48-Month Certificate of Deposit:

  • Noteworthy Accounts Available Nationwide:
  • Noteworthy Accounts - Local Only

60-Month Certificate of Deposit:

  • Noteworthy Accounts Available Nationwide:
  • Noteworthy Accounts - Local Only

84-Month Certificate of Deposit:

  • Noteworthy Accounts - Local Only

Various Deposit Account Deals

Bank Account Alternatives

Historical Rates from the Federal Reserve (Federal funds, Treasury bills, CD's)


Related Posts

Comments
7 comments.
Comment #1 by Anonymous posted on
Anonymous
Yes, back to the 1970s, when we had high unemployment, high inflation, and long gas lines (remember the Arab Oil embargo of 1973 which essentially changed how we look at energy use and the environment since that time?).  All we need is another middle East crisis (which shouldn't be too hard to conjure up).

1
Comment #2 by pearlbrown posted on
pearlbrown
I remember the Arab Oil embargo, being able to fill up only on your assigned day (odd/even depending on your license plate) and hoping the gas station didn't run out of gas before you got to the pump.  This was in the Northeast; perhaps it was different in other parts of the country. 

 

1
Comment #3 by Anonymous posted on
Anonymous
The banks are spoilt, they do not need customers, why, they have free money from Bernanke, as much as they want, almost free, so why bother with customers and their need for services.

Chase made billions in profits from TARP and other FEDs free money and tax breaks and special treatments and pampering, now they think the whole world rotates around them and that the country will collapse without them. QE2 is pumping new billions into Chase already and they expect QE3 next year also.

6
Comment #4 by Anonymous posted on
Anonymous
What kills me is walking by my local citibank and seeing all the customers lined up at the ATM of this bank - which took our TARP money and gives almost 0% interest on your accounts.

I just walk by and laugh at those suckers.  Keep my checking at East River and deposit a check in my HSBC ATM online savings account for cash when I need an ATM. 

Banks can charge these ridiculous rates because we continue to use their services and let them make money hands over fist with almost no regulation.  We all suffer - as PT Barnum said sucker born every minute. I feel better now - but only slightly.  Thank you Ken for raising the bar!
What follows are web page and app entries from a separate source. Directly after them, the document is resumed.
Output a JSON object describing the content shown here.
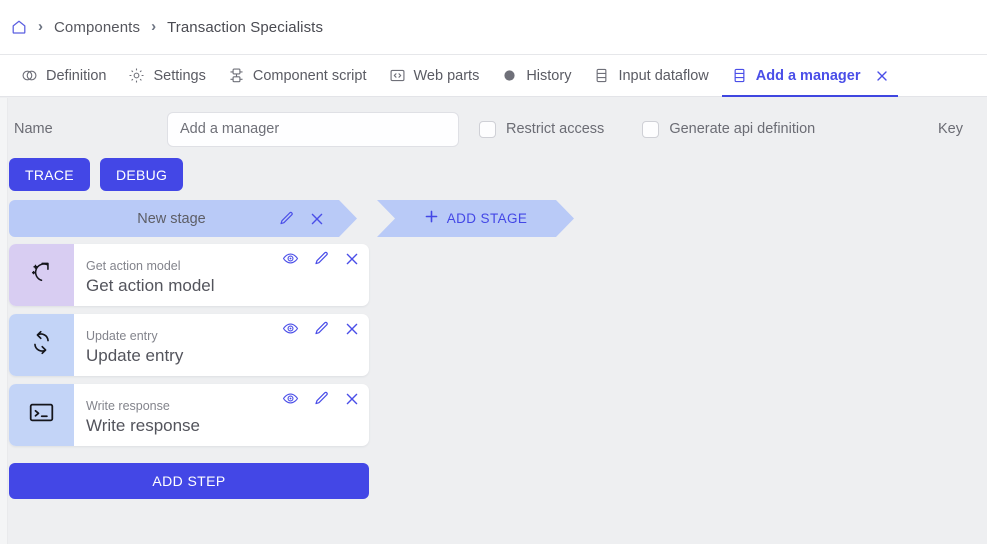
{
  "breadcrumb": {
    "home_icon": "home-icon",
    "separator": "›",
    "items": [
      {
        "label": "Components"
      },
      {
        "label": "Transaction Specialists"
      }
    ]
  },
  "tabs": [
    {
      "label": "Definition",
      "icon": "contrast-icon",
      "active": false,
      "closable": false
    },
    {
      "label": "Settings",
      "icon": "gear-icon",
      "active": false,
      "closable": false
    },
    {
      "label": "Component script",
      "icon": "plugin-icon",
      "active": false,
      "closable": false
    },
    {
      "label": "Web parts",
      "icon": "code-brackets-icon",
      "active": false,
      "closable": false
    },
    {
      "label": "History",
      "icon": "circle-filled-icon",
      "active": false,
      "closable": false
    },
    {
      "label": "Input dataflow",
      "icon": "dataflow-icon",
      "active": false,
      "closable": false
    },
    {
      "label": "Add a manager",
      "icon": "dataflow-icon",
      "active": true,
      "closable": true
    }
  ],
  "form": {
    "name_label": "Name",
    "name_value": "Add a manager",
    "name_placeholder": "Add a manager",
    "restrict_access": {
      "label": "Restrict access",
      "checked": false
    },
    "generate_api": {
      "label": "Generate api definition",
      "checked": false
    },
    "key_label": "Key"
  },
  "actions": {
    "trace_label": "TRACE",
    "debug_label": "DEBUG"
  },
  "stage": {
    "name": "New stage",
    "edit_icon": "pencil-icon",
    "delete_icon": "close-icon",
    "add_stage_label": "ADD STAGE",
    "add_stage_icon": "plus-icon"
  },
  "steps": [
    {
      "subtitle": "Get action model",
      "title": "Get action model",
      "icon": "sparkle-arrow-icon",
      "icon_bg": "#d8cdf2",
      "view_icon": "eye-icon",
      "edit_icon": "pencil-icon",
      "delete_icon": "close-icon"
    },
    {
      "subtitle": "Update entry",
      "title": "Update entry",
      "icon": "sync-arrows-icon",
      "icon_bg": "#c3d4f7",
      "view_icon": "eye-icon",
      "edit_icon": "pencil-icon",
      "delete_icon": "close-icon"
    },
    {
      "subtitle": "Write response",
      "title": "Write response",
      "icon": "terminal-icon",
      "icon_bg": "#c3d4f7",
      "view_icon": "eye-icon",
      "edit_icon": "pencil-icon",
      "delete_icon": "close-icon"
    }
  ],
  "add_step": {
    "label": "ADD STEP"
  },
  "colors": {
    "accent": "#4347e6",
    "accent_light": "#4a4ee8",
    "stage_bg": "#b9caf7",
    "page_bg": "#eeeff1",
    "card_bg": "#ffffff",
    "text_muted": "#6b6c74"
  }
}
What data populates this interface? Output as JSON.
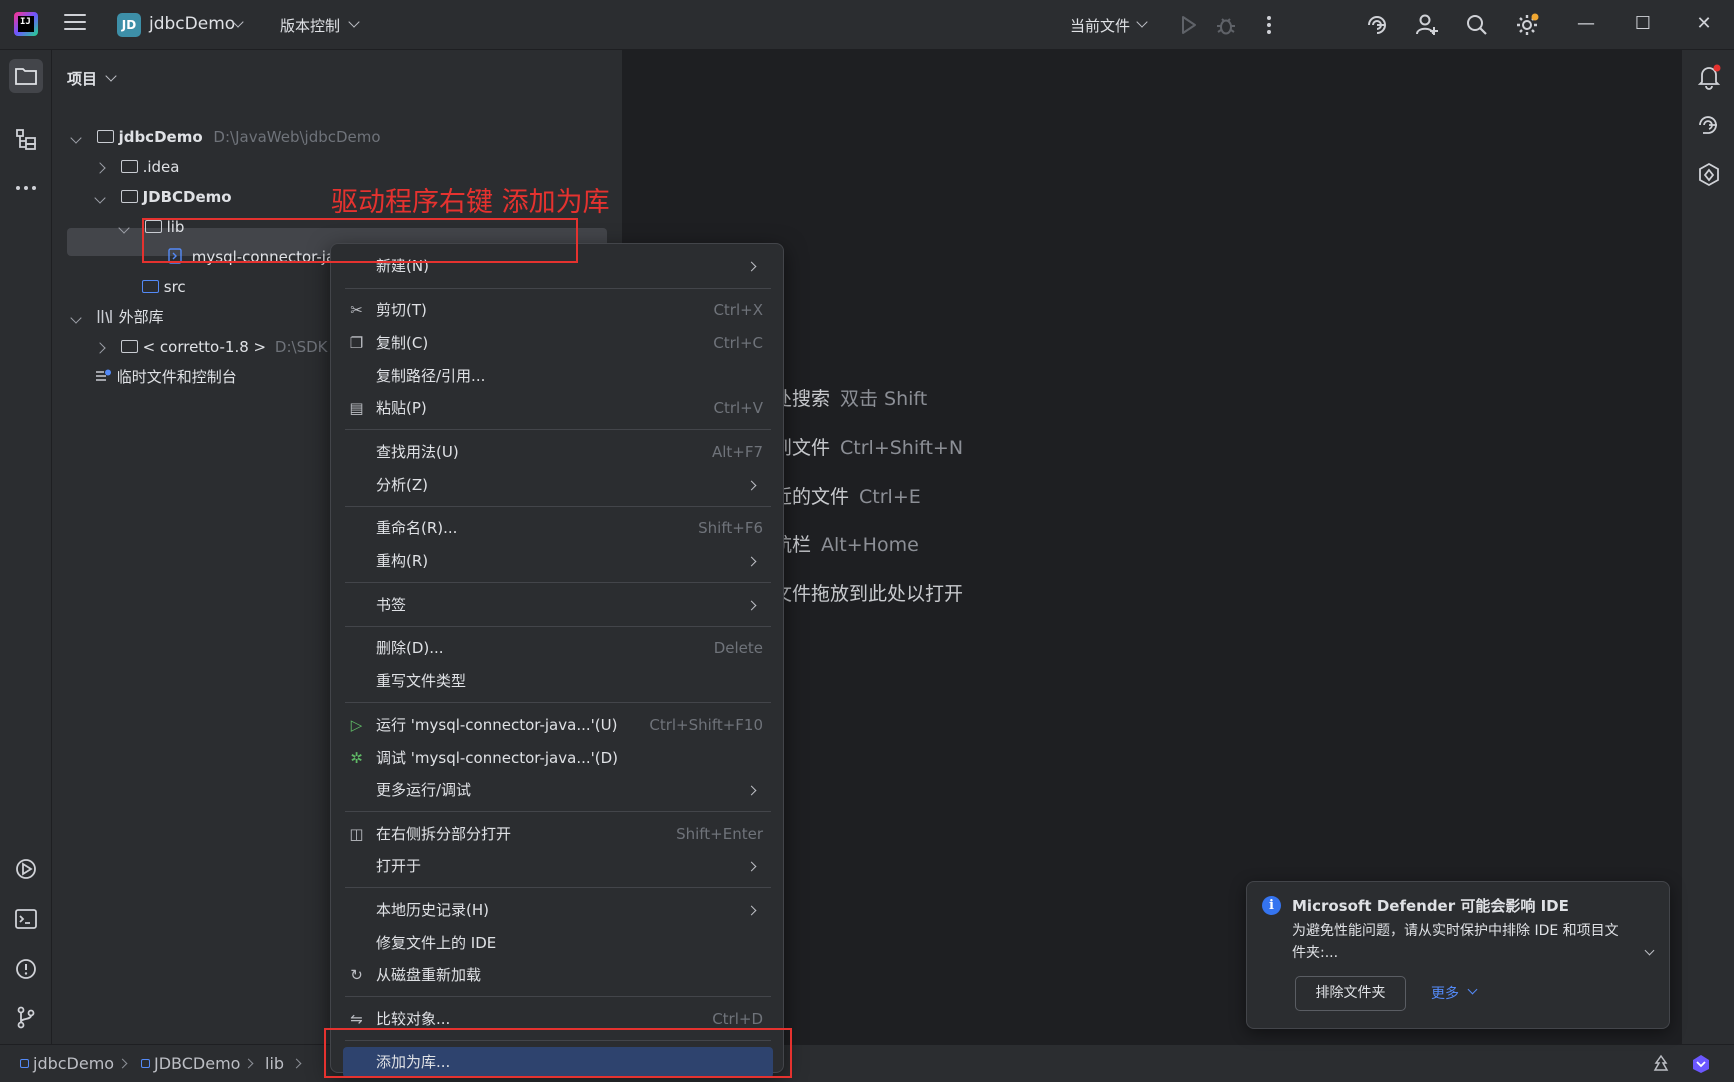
{
  "titlebar": {
    "project_badge": "JD",
    "project_name": "jdbcDemo",
    "vcs_label": "版本控制",
    "run_config": "当前文件"
  },
  "project_panel": {
    "title": "项目",
    "tree": [
      {
        "name": "jdbcDemo",
        "path": "D:\\JavaWeb\\jdbcDemo"
      },
      {
        "name": ".idea"
      },
      {
        "name": "JDBCDemo"
      },
      {
        "name": "lib"
      },
      {
        "name": "mysql-connector-java-5.1.48-bin.jar"
      },
      {
        "name": "src"
      },
      {
        "name": "外部库"
      },
      {
        "name": "< corretto-1.8 >",
        "path": "D:\\SDK"
      },
      {
        "name": "临时文件和控制台"
      }
    ]
  },
  "annotation": "驱动程序右键 添加为库",
  "context_menu": {
    "items": [
      {
        "label": "新建(N)",
        "shortcut": ""
      },
      {
        "label": "剪切(T)",
        "shortcut": "Ctrl+X"
      },
      {
        "label": "复制(C)",
        "shortcut": "Ctrl+C"
      },
      {
        "label": "复制路径/引用...",
        "shortcut": ""
      },
      {
        "label": "粘贴(P)",
        "shortcut": "Ctrl+V"
      },
      {
        "label": "查找用法(U)",
        "shortcut": "Alt+F7"
      },
      {
        "label": "分析(Z)",
        "shortcut": ""
      },
      {
        "label": "重命名(R)...",
        "shortcut": "Shift+F6"
      },
      {
        "label": "重构(R)",
        "shortcut": ""
      },
      {
        "label": "书签",
        "shortcut": ""
      },
      {
        "label": "删除(D)...",
        "shortcut": "Delete"
      },
      {
        "label": "重写文件类型",
        "shortcut": ""
      },
      {
        "label": "运行 'mysql-connector-java...'(U)",
        "shortcut": "Ctrl+Shift+F10"
      },
      {
        "label": "调试 'mysql-connector-java...'(D)",
        "shortcut": ""
      },
      {
        "label": "更多运行/调试",
        "shortcut": ""
      },
      {
        "label": "在右侧拆分部分打开",
        "shortcut": "Shift+Enter"
      },
      {
        "label": "打开于",
        "shortcut": ""
      },
      {
        "label": "本地历史记录(H)",
        "shortcut": ""
      },
      {
        "label": "修复文件上的 IDE",
        "shortcut": ""
      },
      {
        "label": "从磁盘重新加载",
        "shortcut": ""
      },
      {
        "label": "比较对象...",
        "shortcut": "Ctrl+D"
      },
      {
        "label": "添加为库...",
        "shortcut": ""
      }
    ]
  },
  "editor_hints": [
    {
      "label": "处搜索",
      "key": "双击 Shift"
    },
    {
      "label": "到文件",
      "key": "Ctrl+Shift+N"
    },
    {
      "label": "近的文件",
      "key": "Ctrl+E"
    },
    {
      "label": "航栏",
      "key": "Alt+Home"
    },
    {
      "label": "文件拖放到此处以打开",
      "key": ""
    }
  ],
  "notification": {
    "title": "Microsoft Defender 可能会影响 IDE",
    "body": "为避免性能问题，请从实时保护中排除 IDE 和项目文件夹:...",
    "button": "排除文件夹",
    "more": "更多"
  },
  "statusbar": {
    "crumbs": [
      "jdbcDemo",
      "JDBCDemo",
      "lib"
    ]
  },
  "colors": {
    "accent": "#3574f0",
    "annotation_red": "#e5322f",
    "menu_highlight": "#2e436e"
  }
}
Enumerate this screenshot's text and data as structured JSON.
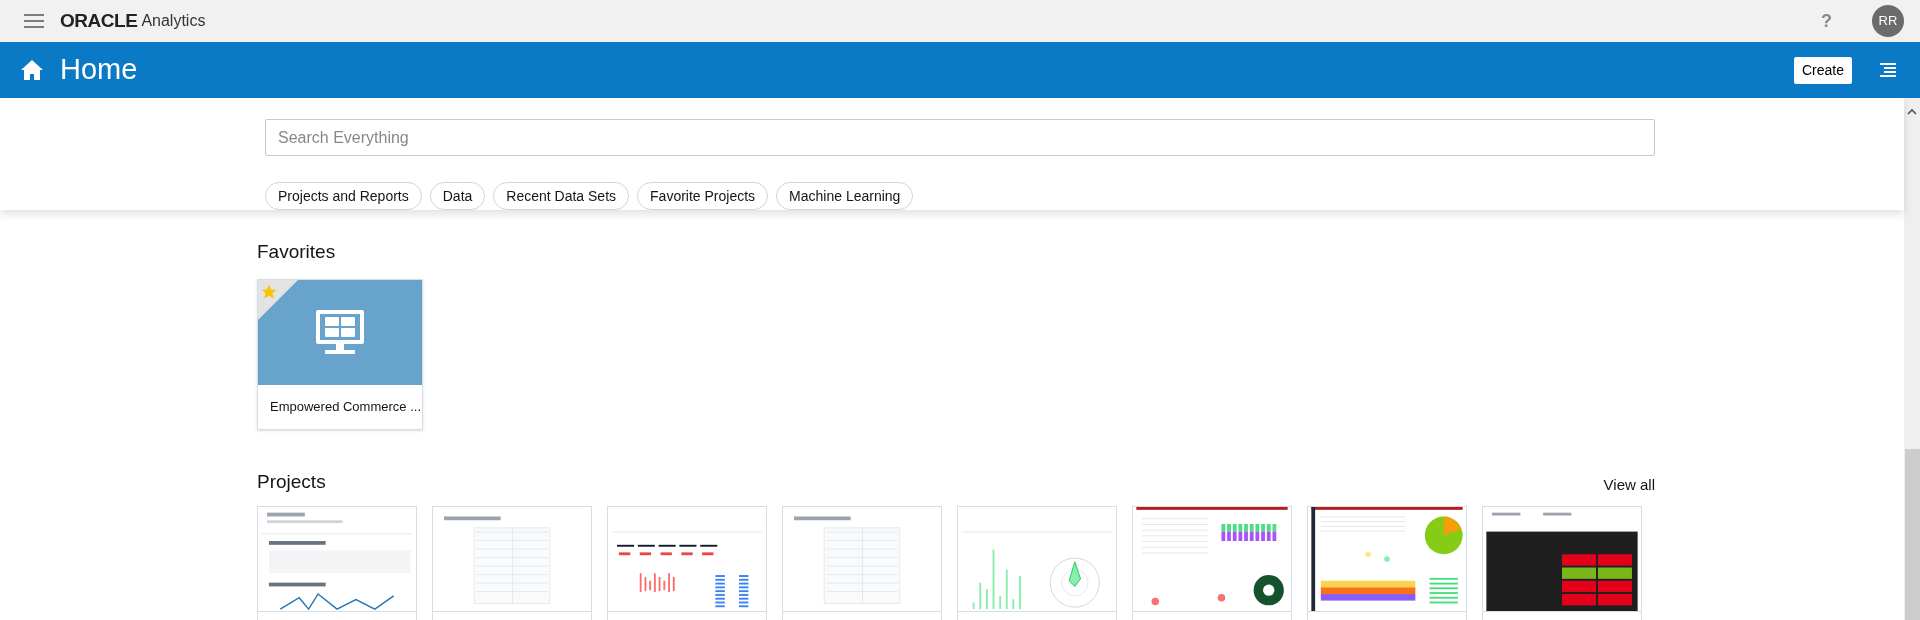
{
  "topbar": {
    "brand": "ORACLE",
    "product": "Analytics",
    "help": "?",
    "avatar": "RR"
  },
  "header": {
    "title": "Home",
    "create": "Create"
  },
  "search": {
    "placeholder": "Search Everything"
  },
  "filters": [
    {
      "label": "Projects and Reports"
    },
    {
      "label": "Data"
    },
    {
      "label": "Recent Data Sets"
    },
    {
      "label": "Favorite Projects"
    },
    {
      "label": "Machine Learning"
    }
  ],
  "favorites": {
    "title": "Favorites",
    "items": [
      {
        "name": "Empowered Commerce ...",
        "favorite": true
      }
    ]
  },
  "projects": {
    "title": "Projects",
    "view_all": "View all",
    "items": [
      {
        "kind": "report"
      },
      {
        "kind": "table"
      },
      {
        "kind": "performance"
      },
      {
        "kind": "table"
      },
      {
        "kind": "radar"
      },
      {
        "kind": "bars"
      },
      {
        "kind": "dark-bands"
      },
      {
        "kind": "heat-table"
      }
    ]
  }
}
2
Comment #5 by Steve (anonymous) posted on
Steve
You might add Urban Partnership Bank (formerly ShoreBank) to your Checking/Savings/Money Market Accounts Noteworthy section.  Its rates are the same as you posted August 30, 2010:

http://www.depositaccounts.com/blog/2010/08/urban-partnership-bank-increases-rates-at-shorebank-direct.html

1.20% APY for balances under $100K (was 1.03% APY)
1.25% APY for balances of $100K and above (was 1.19% APY)

They have pretty good ACH transfer, but only allow 3 accounts.

2
Comment #6 by Anonymous posted on
Anonymous
Fort Knox FCU is changing their withdrawal penalty from 3 months to 6 months starting 15 Feb 2011.  It is noted in their publication "The Cornerstone" for January 2011.  It applies to CD's greater than 24 months.  It is my understanding that it applies to CD's opened 15 Feb 2011 and later.  You can find the publication on the website under sitemap.  It is under the graph that shows the Treasury Yield Curve.

4
Comment #7 by Anonymous posted on
Anonymous
Banks are back. JPMorgan Chase recently announced that it earned $4.8 billion in the fourth quarter of 2010, nearly 50% over the previous year.

http://news.yahoo.com/s/time/20110124/us_time/09171204342900

1